However, there is one area whose sound effects we feel took a step backwards in this remake. The prison in the Tower of Latria was a feast for the ears in the 2009 original with its dimly lit halls being filled with a haunting song coming from a mysterious source and dangerous cthulhu-like guards ringing their bells as a constant reminder that they’re roaming the halls. In this remake, the song will awkwardly cut out immediately as you enter certain doorways, and the bells barely ring let alone echo throughout the halls as a constant reminder of the dangerous enemies wielding them that are lying in wait. Every single one of the game’s other areas sound phenomenal though, we were just a bit disappointed that the stage we felt sounded the best back then didn’t quite deliver on the promise of the original.
Now that we’ve gotten the nitpicking going, we should probably also bring up the fact that we’re not big fans of the new UI. It works and it’s extremely usable, but it’s a bit bare-looking. The original’s menu system was a nightmare that could still prove difficult to navigate after hours of play, but it was form over function. The boxes had small flourishes around their edges and the menu bars and icons had a personality to them that felt unabashedly stylistic. That’s all been tossed to the wayside for straight lines and plain rectangles. Like we said, we’re just nit-picking here, but it’s unfortunate that the developer couldn’t reach a happy medium or at least bring over some of that personality from the original.
Nitpicks aside, Demon’s Souls is still superb. Its variety of ravaged environments, top-notch action RPG combat system, and ridiculous fidelity while running this well make it just as much a marvel in 2020 as the original was in 2009. The small additions like useful new items and the mirrored fractured mode freshen things up for those diving back in for their dozenth playthrough, while quality of life improvements like drastically reduced loading times and better inventory management serve to strip away the annoyances and get back to the good stuff. And Demon’s Souls is stuffed full of really good stuff.
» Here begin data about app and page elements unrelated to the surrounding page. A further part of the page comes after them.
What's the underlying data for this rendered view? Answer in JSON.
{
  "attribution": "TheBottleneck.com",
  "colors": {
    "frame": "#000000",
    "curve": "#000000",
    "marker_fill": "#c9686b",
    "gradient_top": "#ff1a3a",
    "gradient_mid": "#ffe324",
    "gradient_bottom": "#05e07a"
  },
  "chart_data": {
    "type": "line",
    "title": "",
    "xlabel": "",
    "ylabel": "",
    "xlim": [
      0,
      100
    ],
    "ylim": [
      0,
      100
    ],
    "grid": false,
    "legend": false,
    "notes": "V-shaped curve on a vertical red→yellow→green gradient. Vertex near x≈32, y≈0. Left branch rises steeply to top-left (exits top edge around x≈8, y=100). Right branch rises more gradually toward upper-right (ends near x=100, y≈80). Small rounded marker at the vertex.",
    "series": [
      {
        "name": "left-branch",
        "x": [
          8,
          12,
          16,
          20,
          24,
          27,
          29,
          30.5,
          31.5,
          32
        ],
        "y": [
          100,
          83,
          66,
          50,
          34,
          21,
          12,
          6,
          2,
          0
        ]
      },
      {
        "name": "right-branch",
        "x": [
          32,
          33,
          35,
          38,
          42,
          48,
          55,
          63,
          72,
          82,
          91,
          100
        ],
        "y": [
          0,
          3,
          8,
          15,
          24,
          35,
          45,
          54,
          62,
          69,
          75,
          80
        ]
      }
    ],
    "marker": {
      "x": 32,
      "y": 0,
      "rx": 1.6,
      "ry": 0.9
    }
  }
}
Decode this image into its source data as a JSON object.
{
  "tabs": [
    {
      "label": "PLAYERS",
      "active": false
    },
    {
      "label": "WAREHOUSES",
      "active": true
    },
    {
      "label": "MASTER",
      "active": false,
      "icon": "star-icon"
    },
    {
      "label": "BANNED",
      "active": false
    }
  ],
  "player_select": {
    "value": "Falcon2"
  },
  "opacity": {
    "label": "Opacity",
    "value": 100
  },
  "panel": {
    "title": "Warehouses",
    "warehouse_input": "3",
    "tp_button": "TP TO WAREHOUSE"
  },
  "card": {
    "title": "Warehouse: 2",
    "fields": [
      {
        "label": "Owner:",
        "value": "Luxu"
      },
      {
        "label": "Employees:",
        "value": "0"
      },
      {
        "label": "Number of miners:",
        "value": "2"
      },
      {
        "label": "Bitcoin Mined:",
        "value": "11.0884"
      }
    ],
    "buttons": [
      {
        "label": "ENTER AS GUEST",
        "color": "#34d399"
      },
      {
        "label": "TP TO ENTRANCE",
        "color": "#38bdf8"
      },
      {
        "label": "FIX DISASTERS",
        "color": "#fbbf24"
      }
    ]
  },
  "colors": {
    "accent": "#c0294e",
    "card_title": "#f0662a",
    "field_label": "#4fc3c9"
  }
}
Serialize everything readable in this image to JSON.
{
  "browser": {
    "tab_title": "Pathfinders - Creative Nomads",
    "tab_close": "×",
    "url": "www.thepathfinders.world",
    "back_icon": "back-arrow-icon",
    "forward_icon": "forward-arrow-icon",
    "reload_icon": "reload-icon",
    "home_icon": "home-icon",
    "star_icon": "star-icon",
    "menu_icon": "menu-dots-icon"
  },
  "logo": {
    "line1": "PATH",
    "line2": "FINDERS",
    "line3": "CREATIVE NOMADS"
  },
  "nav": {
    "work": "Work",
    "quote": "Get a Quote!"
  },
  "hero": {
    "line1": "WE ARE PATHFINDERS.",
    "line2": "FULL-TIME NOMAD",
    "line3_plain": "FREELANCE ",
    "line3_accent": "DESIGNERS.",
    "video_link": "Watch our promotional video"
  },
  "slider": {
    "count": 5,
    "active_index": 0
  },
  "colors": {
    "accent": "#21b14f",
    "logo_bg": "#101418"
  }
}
Teensy quibbles aside, it’s difficult to imagine how this Demon’s Souls remake could be any better. It looks great, it sounds amazing, and it’s extremely respectful of the PS3 original, which has aged surprisingly well after all these years. This is an exceptional remake, and it’s exactly what Demon’s Souls deserves.